The name wraith, can be traced
back as far as 1513. It means the
same as ghost or specter (that is, an
apparition of a living or once-living
being, possibly as a portent of death).
In 18th century Scotland it was
applied to water spirits (water
wraiths), and in England it became
used in a metaphoric sense to refer to
wraith-like things, and to portents in
general. The water wraith are
described as skinny, withered old women
with scowling features, traditionally
garbed in green. These spirits are said
to lure unwary travelers to their deaths
Sometimes living persons have an
exact double, which is also called a
wraith. It is thought that this type
of wraith is an omen of the person's
imminent death. The ghostly "apparition"
portends a person on the verge of death.
According to old traditions, it appears as the exact likeness of
its human counterpart, and commonly reveals itself to the friends
and family of the person who is about to die.
If a person is unfortunate enough to see their own wraith, it is
regarded as heralding death within a fortnight, or a span of two
weeks. The tradition appears to have developed from the ancient
belief that a person's soul is a precise duplicate of the physical
form, and that it escapes the body when death is imminent.
A variation of this spirit type is the "water wraith". See also
"co-walker", "doppelganger", and "fetch".
Thin Rain, whom are
That you haunt my door?"
—Surely it is not I she's wanting;

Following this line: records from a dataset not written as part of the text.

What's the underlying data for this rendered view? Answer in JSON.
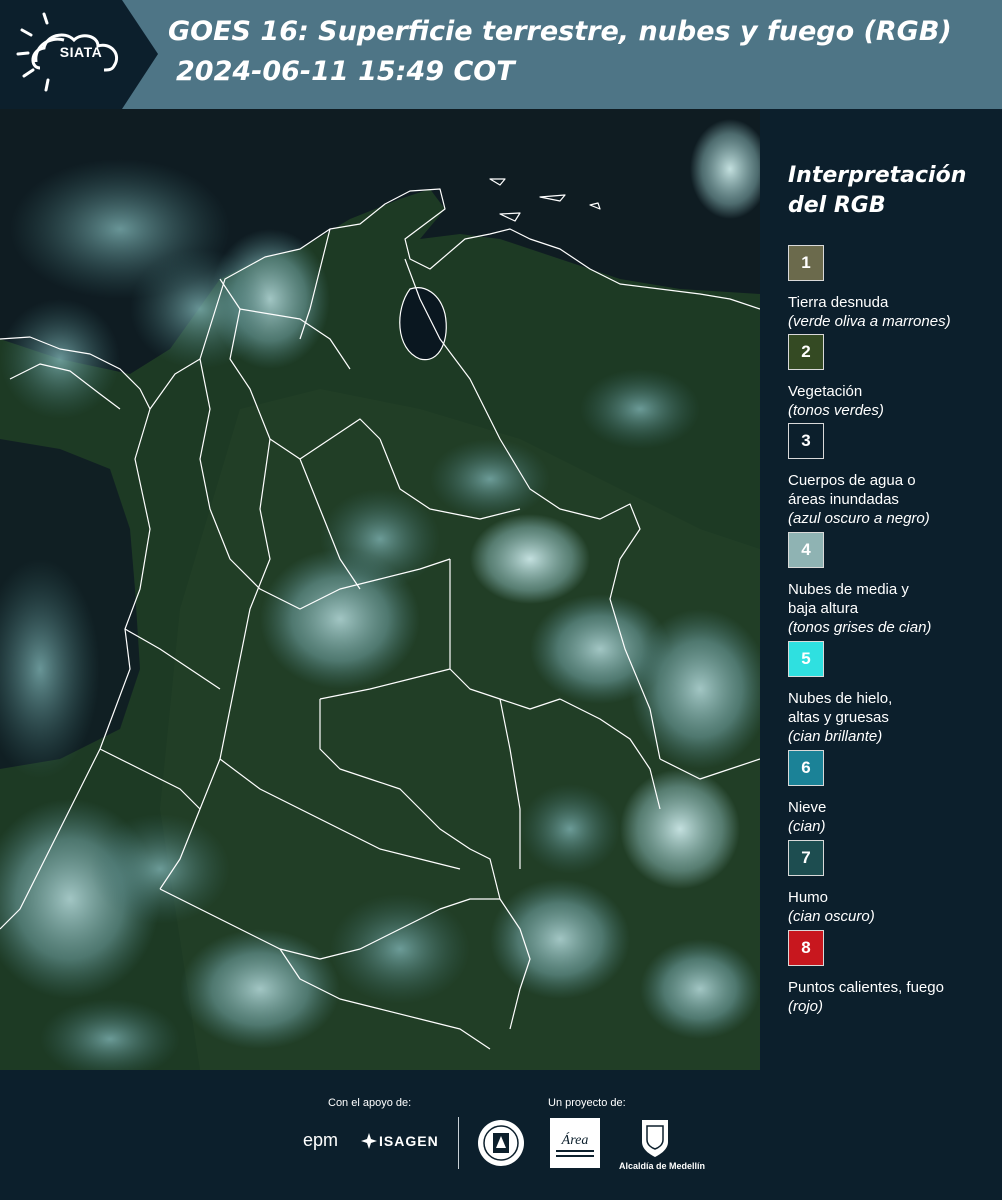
{
  "header": {
    "title": "GOES 16: Superficie terrestre, nubes y fuego (RGB)",
    "datetime": "2024-06-11 15:49 COT",
    "logo_text": "SIATA",
    "background_color": "#4e7586",
    "logo_background_color": "#0c1f2c"
  },
  "legend": {
    "title": "Interpretación del RGB",
    "items": [
      {
        "number": "1",
        "name": "Tierra desnuda",
        "desc": "(verde oliva a marrones)",
        "color": "#6b6a4c"
      },
      {
        "number": "2",
        "name": "Vegetación",
        "desc": "(tonos verdes)",
        "color": "#344a23"
      },
      {
        "number": "3",
        "name": "Cuerpos de agua o\náreas inundadas",
        "desc": "(azul oscuro a negro)",
        "color": "#0c1f2c"
      },
      {
        "number": "4",
        "name": "Nubes de media y\nbaja altura",
        "desc": "(tonos grises de cian)",
        "color": "#8fb3b3"
      },
      {
        "number": "5",
        "name": "Nubes de hielo,\naltas y gruesas",
        "desc": "(cian brillante)",
        "color": "#2fe0e0"
      },
      {
        "number": "6",
        "name": "Nieve",
        "desc": "(cian)",
        "color": "#1b8297"
      },
      {
        "number": "7",
        "name": "Humo",
        "desc": "(cian oscuro)",
        "color": "#1d4d50"
      },
      {
        "number": "8",
        "name": "Puntos calientes, fuego",
        "desc": "(rojo)",
        "color": "#c8171e"
      }
    ]
  },
  "footer": {
    "support_label": "Con el apoyo de:",
    "project_label": "Un proyecto de:",
    "sponsors": [
      "epm",
      "ISAGEN"
    ],
    "area_label": "Área",
    "alcaldia_label": "Alcaldía de Medellín"
  },
  "map": {
    "description_colors": {
      "land": "#1f3a25",
      "cloud": "#8fb8b8",
      "water": "#0d1a24",
      "borders": "#ffffff"
    }
  }
}
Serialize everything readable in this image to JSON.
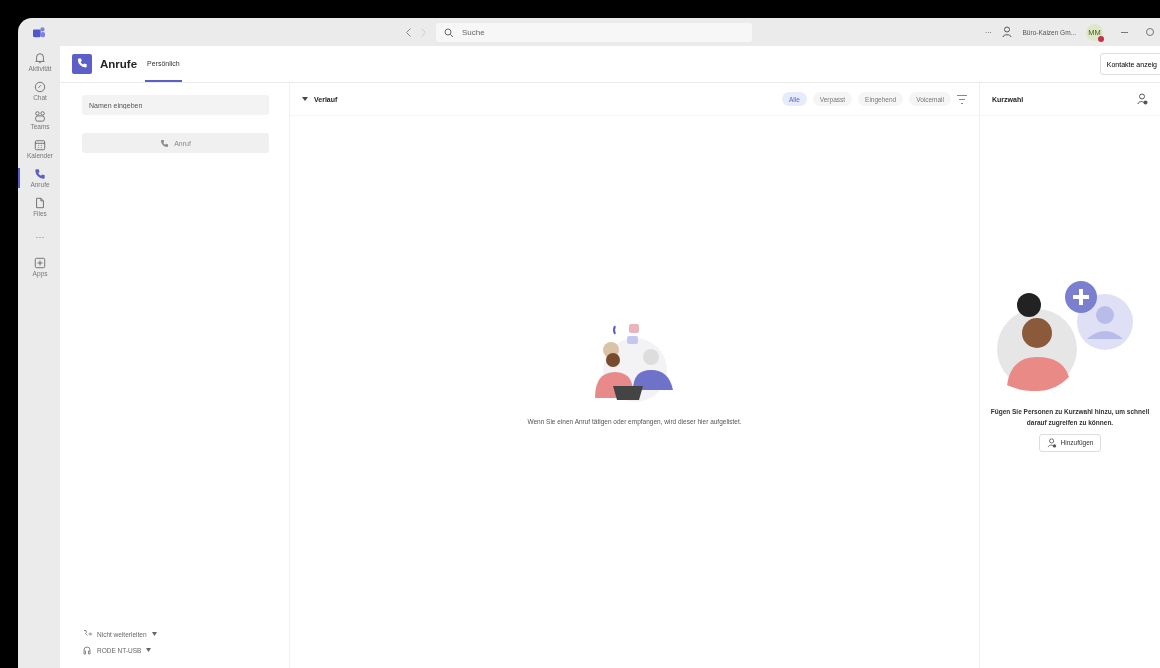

Someone living here before—
Nobody's in the house but me:
You may come in if you like and see.
Edna St. Vincent Millay, Wraith